For all these reasons, the location of the memorial center of European totalitarians was thoroughly chosen to be in Istria and precisely in the area of Raša Municipality. Istria is the European region that has spent its longest period under totalitarian regimes. On the other hand, unlike all the Istrian towns and settlements, Raša was built as an industrial town near the coal mine, its fate was very closely tied to fascism and communism - the two totalitarian regimes that marked the 20th century in Europe.

In the spatial sense, the site of the abandoned Karlota quarry proved to be an optimal solution for the accommodation of a memorial center for several reasons: the quarry is located near Raša, the area is elevated and has a nice view of the historical structures of the city, the plateau in front of the rock cut section has a considerable surface area of approximately P = 3.1 ha which fully meets the conditions for the accommodation of such complexes and associated traffic routes, the memorial center can easily be connected to the Raša mine pit and included in a more detailed reconstruction project of the whole mining complex of Labin, Karlota quarry is one of the largest Istrian quarries with an abandoned surface that requires reconstruction.

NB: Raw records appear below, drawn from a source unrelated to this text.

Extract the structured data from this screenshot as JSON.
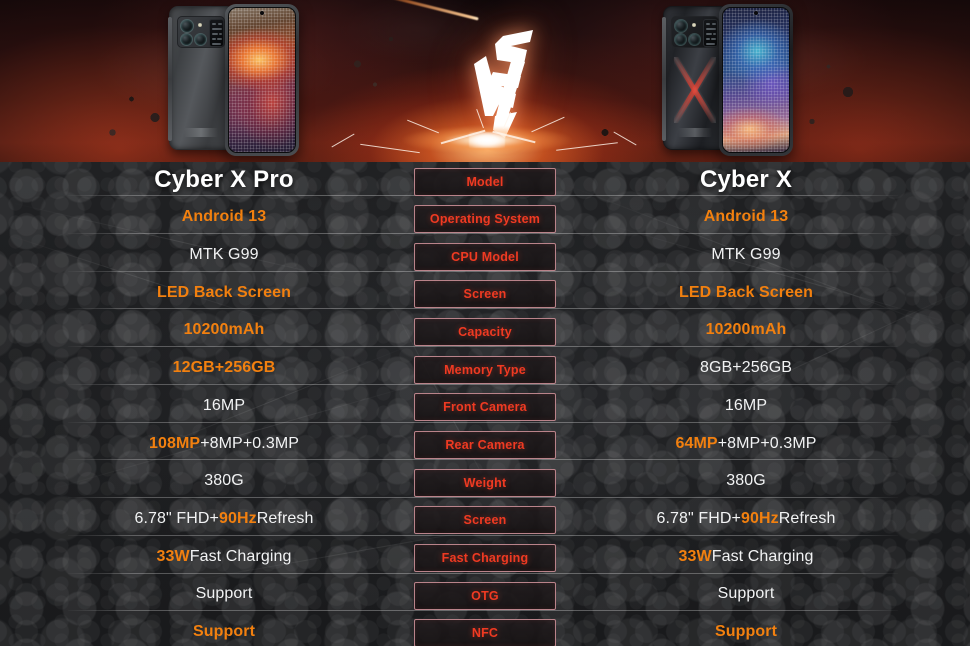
{
  "hero": {
    "vs_logo": "VS",
    "left_phone_name": "Cyber X Pro",
    "right_phone_name": "Cyber X"
  },
  "comparison": {
    "left_title": "Cyber X Pro",
    "right_title": "Cyber X",
    "center_labels": [
      "Model",
      "Operating System",
      "CPU Model",
      "Screen",
      "Capacity",
      "Memory Type",
      "Front Camera",
      "Rear Camera",
      "Weight",
      "Screen",
      "Fast Charging",
      "OTG",
      "NFC"
    ],
    "left_values": [
      "Cyber X Pro",
      "Android 13",
      "MTK G99",
      "LED Back Screen",
      "10200mAh",
      "12GB+256GB",
      "16MP",
      "108MP+8MP+0.3MP",
      "380G",
      "6.78\" FHD+ 90Hz Refresh",
      "33W Fast Charging",
      "Support",
      "Support"
    ],
    "right_values": [
      "Cyber X",
      "Android 13",
      "MTK G99",
      "LED Back Screen",
      "10200mAh",
      "8GB+256GB",
      "16MP",
      "64MP+8MP+0.3MP",
      "380G",
      "6.78\" FHD+ 90Hz Refresh",
      "33W Fast Charging",
      "Support",
      "Support"
    ],
    "left_rear_camera_parts": {
      "highlight": "108MP",
      "rest": "+8MP+0.3MP"
    },
    "right_rear_camera_parts": {
      "highlight": "64MP",
      "rest": "+8MP+0.3MP"
    },
    "screen_spec_parts": {
      "pre": "6.78\" FHD+ ",
      "highlight": "90Hz",
      "post": " Refresh"
    },
    "charging_spec_parts": {
      "highlight": "33W",
      "post": " Fast Charging"
    }
  },
  "colors": {
    "accent_orange": "#f2800f",
    "label_red": "#ef3a22",
    "label_border": "#b9838a",
    "text_white": "#f2f3f4",
    "table_bg": "#1c1d1f"
  }
}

It should be emphasized once again that the Memorial Center of European totalitarism is invisioned as a cultural and commercial complex within which a symbiosis of the cultural and commercial sectors takes place. Under a unique architectural cover, cultural and educational contents devoted to the study and presentation of European totalitarian regimes, as well as a variety of commercial content, would be located. In such a center, a highly aesthetic synergy of cultural and educational offerings should be realized, but at the same time quality commercial offers such as shopping, gastronomy and design.